(Records from a dataset)
▬▬▬
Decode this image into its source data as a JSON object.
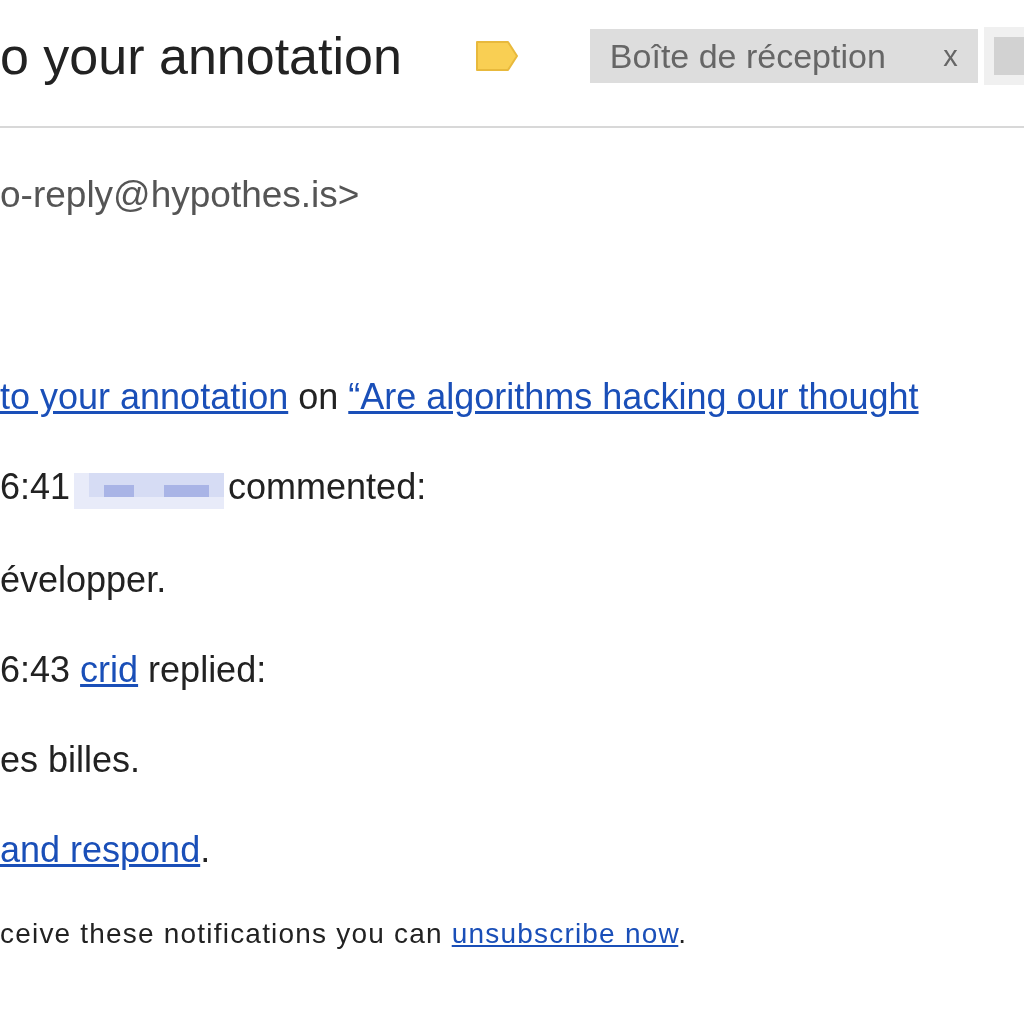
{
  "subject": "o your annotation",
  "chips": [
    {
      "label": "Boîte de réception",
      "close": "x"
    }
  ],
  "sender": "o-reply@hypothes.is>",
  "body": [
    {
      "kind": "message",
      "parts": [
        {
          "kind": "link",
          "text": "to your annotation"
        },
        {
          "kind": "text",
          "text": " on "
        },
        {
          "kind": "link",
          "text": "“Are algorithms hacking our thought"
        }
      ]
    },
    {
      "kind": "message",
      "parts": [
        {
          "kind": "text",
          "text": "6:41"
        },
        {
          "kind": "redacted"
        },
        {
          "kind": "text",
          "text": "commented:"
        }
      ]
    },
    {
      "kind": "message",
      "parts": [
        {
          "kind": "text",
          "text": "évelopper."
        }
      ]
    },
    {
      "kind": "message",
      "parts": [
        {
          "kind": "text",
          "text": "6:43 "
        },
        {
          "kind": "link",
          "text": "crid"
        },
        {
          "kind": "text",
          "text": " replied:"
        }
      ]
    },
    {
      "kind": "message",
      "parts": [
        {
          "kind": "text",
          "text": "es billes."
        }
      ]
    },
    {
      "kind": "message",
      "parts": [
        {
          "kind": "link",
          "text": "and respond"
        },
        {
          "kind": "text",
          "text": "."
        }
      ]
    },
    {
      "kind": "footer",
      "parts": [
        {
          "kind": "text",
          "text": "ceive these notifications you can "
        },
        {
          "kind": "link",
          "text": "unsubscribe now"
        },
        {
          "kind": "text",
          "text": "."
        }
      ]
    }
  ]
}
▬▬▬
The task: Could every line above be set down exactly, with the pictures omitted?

Result:
Decode this image into its source data as a JSON object.
{
  "subject": "o your annotation",
  "chips": [
    {
      "label": "Boîte de réception",
      "close": "x"
    }
  ],
  "sender": "o-reply@hypothes.is>",
  "body": [
    {
      "kind": "message",
      "parts": [
        {
          "kind": "link",
          "text": "to your annotation"
        },
        {
          "kind": "text",
          "text": " on "
        },
        {
          "kind": "link",
          "text": "“Are algorithms hacking our thought"
        }
      ]
    },
    {
      "kind": "message",
      "parts": [
        {
          "kind": "text",
          "text": "6:41"
        },
        {
          "kind": "redacted"
        },
        {
          "kind": "text",
          "text": "commented:"
        }
      ]
    },
    {
      "kind": "message",
      "parts": [
        {
          "kind": "text",
          "text": "évelopper."
        }
      ]
    },
    {
      "kind": "message",
      "parts": [
        {
          "kind": "text",
          "text": "6:43 "
        },
        {
          "kind": "link",
          "text": "crid"
        },
        {
          "kind": "text",
          "text": " replied:"
        }
      ]
    },
    {
      "kind": "message",
      "parts": [
        {
          "kind": "text",
          "text": "es billes."
        }
      ]
    },
    {
      "kind": "message",
      "parts": [
        {
          "kind": "link",
          "text": "and respond"
        },
        {
          "kind": "text",
          "text": "."
        }
      ]
    },
    {
      "kind": "footer",
      "parts": [
        {
          "kind": "text",
          "text": "ceive these notifications you can "
        },
        {
          "kind": "link",
          "text": "unsubscribe now"
        },
        {
          "kind": "text",
          "text": "."
        }
      ]
    }
  ]
}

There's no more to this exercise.